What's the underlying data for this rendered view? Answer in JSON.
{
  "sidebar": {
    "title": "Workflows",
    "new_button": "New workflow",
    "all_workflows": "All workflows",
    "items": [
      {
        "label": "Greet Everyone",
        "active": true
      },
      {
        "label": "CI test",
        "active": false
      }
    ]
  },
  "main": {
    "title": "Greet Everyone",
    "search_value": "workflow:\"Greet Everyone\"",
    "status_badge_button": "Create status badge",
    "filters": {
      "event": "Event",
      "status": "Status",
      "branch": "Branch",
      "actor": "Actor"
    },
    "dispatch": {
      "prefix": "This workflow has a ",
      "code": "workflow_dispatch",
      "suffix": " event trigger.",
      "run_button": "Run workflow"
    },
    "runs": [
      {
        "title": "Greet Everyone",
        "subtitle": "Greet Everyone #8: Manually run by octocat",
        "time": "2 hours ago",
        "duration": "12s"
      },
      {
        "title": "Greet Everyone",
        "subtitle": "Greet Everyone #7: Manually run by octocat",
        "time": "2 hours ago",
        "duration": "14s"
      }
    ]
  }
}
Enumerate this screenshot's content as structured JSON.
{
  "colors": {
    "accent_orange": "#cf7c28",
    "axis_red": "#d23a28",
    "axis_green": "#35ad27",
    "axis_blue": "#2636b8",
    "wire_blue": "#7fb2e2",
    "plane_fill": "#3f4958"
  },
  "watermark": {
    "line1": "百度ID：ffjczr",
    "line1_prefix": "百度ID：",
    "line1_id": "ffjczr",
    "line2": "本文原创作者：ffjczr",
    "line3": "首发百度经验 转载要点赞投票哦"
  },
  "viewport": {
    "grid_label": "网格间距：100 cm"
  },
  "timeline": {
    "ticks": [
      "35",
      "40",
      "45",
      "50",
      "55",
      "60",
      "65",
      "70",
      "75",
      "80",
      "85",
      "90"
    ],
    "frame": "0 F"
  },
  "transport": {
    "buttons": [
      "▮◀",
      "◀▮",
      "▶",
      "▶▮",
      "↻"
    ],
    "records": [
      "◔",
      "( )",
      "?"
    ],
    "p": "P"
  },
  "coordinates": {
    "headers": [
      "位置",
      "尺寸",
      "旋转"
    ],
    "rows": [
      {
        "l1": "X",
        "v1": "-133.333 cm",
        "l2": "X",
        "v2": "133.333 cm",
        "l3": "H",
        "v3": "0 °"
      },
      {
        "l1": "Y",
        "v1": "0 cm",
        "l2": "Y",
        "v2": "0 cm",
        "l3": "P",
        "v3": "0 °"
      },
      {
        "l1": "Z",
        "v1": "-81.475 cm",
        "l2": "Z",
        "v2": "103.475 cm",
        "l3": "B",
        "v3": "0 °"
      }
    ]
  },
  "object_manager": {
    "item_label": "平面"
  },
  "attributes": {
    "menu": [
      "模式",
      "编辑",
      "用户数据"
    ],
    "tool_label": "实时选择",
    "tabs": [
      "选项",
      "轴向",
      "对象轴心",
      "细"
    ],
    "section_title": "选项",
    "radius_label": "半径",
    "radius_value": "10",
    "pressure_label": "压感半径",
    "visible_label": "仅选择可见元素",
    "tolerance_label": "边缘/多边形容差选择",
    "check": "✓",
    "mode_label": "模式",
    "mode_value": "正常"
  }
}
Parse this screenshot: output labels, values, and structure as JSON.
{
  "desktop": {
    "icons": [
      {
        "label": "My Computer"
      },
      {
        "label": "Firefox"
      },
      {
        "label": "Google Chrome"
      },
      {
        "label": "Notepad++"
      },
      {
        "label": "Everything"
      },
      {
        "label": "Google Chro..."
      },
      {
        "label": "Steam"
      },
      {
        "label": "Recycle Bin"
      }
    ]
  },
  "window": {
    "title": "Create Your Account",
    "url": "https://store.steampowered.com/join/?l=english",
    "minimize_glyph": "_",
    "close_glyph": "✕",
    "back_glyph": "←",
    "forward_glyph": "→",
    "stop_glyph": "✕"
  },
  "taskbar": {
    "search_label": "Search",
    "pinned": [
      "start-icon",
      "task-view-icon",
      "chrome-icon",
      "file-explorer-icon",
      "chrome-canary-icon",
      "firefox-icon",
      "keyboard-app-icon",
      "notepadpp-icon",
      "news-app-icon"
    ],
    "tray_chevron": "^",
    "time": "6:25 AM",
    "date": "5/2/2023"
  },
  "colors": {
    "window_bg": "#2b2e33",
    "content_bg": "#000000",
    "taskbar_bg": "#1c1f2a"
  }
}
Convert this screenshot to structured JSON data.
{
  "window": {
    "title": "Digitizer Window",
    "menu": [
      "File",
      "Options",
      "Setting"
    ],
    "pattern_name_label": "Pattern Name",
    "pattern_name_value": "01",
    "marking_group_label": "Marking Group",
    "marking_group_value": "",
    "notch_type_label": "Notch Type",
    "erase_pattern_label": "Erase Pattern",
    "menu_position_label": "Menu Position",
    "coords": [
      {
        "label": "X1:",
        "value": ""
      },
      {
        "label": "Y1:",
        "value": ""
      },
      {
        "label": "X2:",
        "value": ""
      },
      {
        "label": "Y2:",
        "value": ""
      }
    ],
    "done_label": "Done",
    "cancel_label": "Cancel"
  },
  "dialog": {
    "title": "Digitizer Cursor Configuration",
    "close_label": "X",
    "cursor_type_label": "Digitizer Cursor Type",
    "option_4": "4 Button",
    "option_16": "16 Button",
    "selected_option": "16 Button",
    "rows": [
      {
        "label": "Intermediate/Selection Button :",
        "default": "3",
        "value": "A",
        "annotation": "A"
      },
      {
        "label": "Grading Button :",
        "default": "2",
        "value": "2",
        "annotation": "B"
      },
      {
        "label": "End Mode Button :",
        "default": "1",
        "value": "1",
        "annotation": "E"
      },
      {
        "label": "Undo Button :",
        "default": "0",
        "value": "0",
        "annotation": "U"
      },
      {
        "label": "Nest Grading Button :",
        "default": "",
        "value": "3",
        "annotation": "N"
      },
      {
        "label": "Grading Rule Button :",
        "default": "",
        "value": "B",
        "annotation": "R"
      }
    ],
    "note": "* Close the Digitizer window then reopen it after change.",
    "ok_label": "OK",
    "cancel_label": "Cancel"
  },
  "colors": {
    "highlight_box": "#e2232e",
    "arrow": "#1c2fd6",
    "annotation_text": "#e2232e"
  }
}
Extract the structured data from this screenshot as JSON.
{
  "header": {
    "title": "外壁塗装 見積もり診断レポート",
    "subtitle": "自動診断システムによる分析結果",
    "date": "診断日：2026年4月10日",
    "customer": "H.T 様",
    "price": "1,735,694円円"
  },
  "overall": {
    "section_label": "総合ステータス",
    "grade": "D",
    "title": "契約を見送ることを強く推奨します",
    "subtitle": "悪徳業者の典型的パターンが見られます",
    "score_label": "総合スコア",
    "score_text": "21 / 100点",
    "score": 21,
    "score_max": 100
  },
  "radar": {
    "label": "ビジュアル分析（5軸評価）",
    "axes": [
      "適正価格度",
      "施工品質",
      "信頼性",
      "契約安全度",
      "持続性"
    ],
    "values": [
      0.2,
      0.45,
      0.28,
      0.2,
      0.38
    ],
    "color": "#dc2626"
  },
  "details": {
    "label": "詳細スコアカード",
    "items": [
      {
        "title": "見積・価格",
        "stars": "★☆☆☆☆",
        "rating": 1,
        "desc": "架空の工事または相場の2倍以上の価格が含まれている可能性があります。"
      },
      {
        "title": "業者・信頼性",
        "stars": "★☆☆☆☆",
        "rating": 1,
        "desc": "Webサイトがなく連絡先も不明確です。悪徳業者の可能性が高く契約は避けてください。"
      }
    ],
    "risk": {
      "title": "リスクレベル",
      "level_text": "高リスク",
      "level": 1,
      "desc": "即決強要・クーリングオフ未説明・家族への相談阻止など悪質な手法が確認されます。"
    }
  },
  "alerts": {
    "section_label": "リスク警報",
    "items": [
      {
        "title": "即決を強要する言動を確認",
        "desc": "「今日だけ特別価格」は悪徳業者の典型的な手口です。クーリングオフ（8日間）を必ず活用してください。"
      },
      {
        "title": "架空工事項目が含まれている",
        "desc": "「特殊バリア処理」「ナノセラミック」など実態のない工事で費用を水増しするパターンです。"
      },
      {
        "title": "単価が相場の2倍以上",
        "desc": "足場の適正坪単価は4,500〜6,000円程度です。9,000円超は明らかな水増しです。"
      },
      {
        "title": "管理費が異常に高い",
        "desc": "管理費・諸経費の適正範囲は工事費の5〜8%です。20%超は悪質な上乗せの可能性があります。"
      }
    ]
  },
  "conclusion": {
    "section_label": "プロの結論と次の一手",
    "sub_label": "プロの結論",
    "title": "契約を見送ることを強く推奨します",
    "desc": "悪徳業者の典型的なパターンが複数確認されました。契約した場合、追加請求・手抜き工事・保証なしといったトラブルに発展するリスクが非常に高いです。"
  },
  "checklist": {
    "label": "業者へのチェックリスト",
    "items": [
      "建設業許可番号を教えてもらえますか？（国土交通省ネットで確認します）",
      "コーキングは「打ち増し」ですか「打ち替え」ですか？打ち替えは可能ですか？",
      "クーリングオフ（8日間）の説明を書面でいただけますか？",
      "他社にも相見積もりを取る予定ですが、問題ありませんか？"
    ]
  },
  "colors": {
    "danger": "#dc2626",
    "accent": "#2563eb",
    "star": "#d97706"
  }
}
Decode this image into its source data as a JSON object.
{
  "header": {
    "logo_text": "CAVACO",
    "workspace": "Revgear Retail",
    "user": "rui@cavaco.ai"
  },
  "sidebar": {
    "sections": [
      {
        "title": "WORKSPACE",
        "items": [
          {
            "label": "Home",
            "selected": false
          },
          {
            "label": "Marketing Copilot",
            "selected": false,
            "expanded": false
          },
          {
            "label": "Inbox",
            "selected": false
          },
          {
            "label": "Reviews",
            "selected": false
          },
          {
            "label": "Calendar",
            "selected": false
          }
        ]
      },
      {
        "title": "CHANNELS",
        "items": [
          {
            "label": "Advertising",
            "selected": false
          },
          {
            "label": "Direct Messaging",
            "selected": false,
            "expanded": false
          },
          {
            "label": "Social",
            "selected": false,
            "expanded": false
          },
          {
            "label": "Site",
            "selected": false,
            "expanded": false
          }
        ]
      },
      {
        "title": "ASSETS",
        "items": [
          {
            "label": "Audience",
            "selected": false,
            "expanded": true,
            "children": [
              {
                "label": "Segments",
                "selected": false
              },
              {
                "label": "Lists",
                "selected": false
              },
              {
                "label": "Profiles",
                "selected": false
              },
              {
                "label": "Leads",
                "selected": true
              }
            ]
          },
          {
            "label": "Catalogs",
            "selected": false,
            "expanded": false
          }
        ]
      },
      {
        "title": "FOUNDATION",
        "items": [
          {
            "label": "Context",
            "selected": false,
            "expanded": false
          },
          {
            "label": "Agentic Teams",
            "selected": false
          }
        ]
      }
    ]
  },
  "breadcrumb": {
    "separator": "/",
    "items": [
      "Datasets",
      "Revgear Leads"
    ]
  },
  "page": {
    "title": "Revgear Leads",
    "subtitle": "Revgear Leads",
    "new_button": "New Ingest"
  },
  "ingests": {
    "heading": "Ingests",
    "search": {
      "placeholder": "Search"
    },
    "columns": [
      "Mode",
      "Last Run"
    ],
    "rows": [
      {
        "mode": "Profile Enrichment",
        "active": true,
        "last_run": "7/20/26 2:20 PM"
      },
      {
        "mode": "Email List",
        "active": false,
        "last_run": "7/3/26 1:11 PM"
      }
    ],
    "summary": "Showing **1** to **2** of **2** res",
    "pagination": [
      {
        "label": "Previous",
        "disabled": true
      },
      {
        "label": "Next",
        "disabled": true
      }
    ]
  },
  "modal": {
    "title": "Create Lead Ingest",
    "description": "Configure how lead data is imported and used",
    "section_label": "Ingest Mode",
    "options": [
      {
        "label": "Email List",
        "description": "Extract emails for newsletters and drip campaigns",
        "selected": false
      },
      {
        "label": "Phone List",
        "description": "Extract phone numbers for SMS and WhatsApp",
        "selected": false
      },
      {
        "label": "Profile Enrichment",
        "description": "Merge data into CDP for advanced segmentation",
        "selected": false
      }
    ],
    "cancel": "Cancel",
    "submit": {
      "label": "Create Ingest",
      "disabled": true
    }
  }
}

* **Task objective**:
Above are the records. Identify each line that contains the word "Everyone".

* **Result of the exercise**:
        "label": "Greet Everyone",
    "title": "Greet Everyone",
    "search_value": "workflow:\"Greet Everyone\"",
        "title": "Greet Everyone",
        "subtitle": "Greet Everyone #8: Manually run by octocat",
        "title": "Greet Everyone",
        "subtitle": "Greet Everyone #7: Manually run by octocat",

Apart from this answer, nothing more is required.